Rock-en-espa–ol bands are frequently noted for their eclectic approach–they tend to toss disparate styles together like Paul Prudhomme with an extra set of hands. The Colombian band Bloque isn’t averse to a few exotic spices, but it’s more coherent and focused than most of its peers. On Bloque, its forthcoming Luaka Bop debut, the band achieves the difficult feat of mixing deadly accurate hard-rock firepower with the buoyant, danceable rhythmic flexibility of salsa. These guys know their roots: a few years ago the popular Colombian singer Carlos Vives hired Bloque’s singer Ivan Benavides and guitarist Teto Ocampo to play on his La Tierra del Olvido (Mercury/Polygram Latino), and the contemporary kick their contributions gave the album never compromised its traditional foundations. Rhythms from Colombian styles like cumbia and vallenato can be heard on Bloque’s own tunes, like “No Volvere” and “Ay Donde Andara,” and the group’s cover of “La Pluma”–originally recorded in the 70s by cumbia legends Peregoyo y Su Combo Vacana, modernists who first brought electric guitar to the form–is sung with great soul and passion. But atop the propulsive percussion we also get lacerating electric-guitar lines from Ocampo, who can scream like a classic rocker one moment (“Nena” swipes its acoustic intro from Led Zeppelin’s “Babe I’m Gonna Leave You”) and murmur sweet liquid Afro-Caribbean nothings the next (“Majana”). It’s a potent but unflashy blend executed with head-spinning precision, and reports of recent New York performances indicate it’s even more intense onstage. Friday, 9 PM, HotHouse, 31 E. Balbo; 312-362-9707. If you’re reading this on Thursday, October 1, you can also catch Bloque at 9 tonight at Schubas, 3159 N. Southport; 773-252-2508. PETER MARGASAK
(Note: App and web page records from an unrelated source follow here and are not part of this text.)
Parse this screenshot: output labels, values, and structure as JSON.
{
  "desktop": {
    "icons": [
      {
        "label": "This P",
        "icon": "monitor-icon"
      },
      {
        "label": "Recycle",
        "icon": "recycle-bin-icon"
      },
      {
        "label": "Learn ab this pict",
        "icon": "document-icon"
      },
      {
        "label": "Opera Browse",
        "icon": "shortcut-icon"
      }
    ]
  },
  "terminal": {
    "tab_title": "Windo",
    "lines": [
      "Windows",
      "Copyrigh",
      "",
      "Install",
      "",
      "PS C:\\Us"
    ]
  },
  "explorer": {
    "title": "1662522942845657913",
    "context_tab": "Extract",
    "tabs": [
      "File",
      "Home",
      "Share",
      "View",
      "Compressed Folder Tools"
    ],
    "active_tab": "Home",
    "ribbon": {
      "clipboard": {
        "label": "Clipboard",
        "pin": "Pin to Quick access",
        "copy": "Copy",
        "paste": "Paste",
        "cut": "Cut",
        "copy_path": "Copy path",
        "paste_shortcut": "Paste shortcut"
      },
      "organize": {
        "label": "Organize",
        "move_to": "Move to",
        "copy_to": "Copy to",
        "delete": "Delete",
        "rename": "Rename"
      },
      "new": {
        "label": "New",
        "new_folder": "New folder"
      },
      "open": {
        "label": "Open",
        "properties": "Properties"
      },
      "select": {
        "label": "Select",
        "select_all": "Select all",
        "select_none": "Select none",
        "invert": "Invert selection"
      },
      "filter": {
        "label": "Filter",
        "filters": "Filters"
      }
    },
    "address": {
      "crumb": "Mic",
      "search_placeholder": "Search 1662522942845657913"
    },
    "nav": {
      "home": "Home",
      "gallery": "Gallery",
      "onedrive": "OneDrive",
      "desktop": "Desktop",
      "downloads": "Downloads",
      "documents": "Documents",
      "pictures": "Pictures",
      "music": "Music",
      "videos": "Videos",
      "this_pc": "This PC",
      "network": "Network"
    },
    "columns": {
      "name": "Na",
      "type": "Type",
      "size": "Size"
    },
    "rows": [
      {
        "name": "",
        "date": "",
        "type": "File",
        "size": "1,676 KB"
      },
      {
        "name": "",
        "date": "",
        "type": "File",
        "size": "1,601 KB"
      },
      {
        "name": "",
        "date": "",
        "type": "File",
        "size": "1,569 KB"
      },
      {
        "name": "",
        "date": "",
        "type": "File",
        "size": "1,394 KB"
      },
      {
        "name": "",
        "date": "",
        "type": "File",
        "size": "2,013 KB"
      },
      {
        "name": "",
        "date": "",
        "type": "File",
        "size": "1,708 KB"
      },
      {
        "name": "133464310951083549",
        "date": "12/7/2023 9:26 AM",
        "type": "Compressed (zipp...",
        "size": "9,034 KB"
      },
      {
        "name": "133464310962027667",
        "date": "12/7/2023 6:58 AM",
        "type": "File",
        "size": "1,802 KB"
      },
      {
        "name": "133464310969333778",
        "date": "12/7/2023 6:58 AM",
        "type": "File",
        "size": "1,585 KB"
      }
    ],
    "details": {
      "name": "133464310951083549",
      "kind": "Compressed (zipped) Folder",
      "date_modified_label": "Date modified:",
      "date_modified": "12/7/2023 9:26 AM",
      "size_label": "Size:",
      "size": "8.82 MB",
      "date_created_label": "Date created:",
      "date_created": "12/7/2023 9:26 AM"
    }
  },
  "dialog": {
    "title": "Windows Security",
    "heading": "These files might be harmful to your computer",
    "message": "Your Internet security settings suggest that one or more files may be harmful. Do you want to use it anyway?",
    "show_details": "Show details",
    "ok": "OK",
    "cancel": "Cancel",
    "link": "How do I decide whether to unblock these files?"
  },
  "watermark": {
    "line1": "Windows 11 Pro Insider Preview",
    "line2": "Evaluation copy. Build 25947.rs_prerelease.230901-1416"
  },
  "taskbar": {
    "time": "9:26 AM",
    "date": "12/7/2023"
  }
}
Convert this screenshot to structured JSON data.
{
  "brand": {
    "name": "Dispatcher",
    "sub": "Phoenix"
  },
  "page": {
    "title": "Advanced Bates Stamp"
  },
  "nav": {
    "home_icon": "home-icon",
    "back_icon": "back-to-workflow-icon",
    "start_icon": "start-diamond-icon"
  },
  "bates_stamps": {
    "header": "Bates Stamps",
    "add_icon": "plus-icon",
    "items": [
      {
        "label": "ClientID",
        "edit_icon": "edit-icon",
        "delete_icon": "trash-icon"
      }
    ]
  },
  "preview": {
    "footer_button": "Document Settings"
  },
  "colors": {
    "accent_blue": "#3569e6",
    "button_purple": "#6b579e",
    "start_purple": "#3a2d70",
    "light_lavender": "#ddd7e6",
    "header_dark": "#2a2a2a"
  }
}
Art accompanying story in printed newspaper (not available in this archive): photo by Juan Manuel Garcia Torres.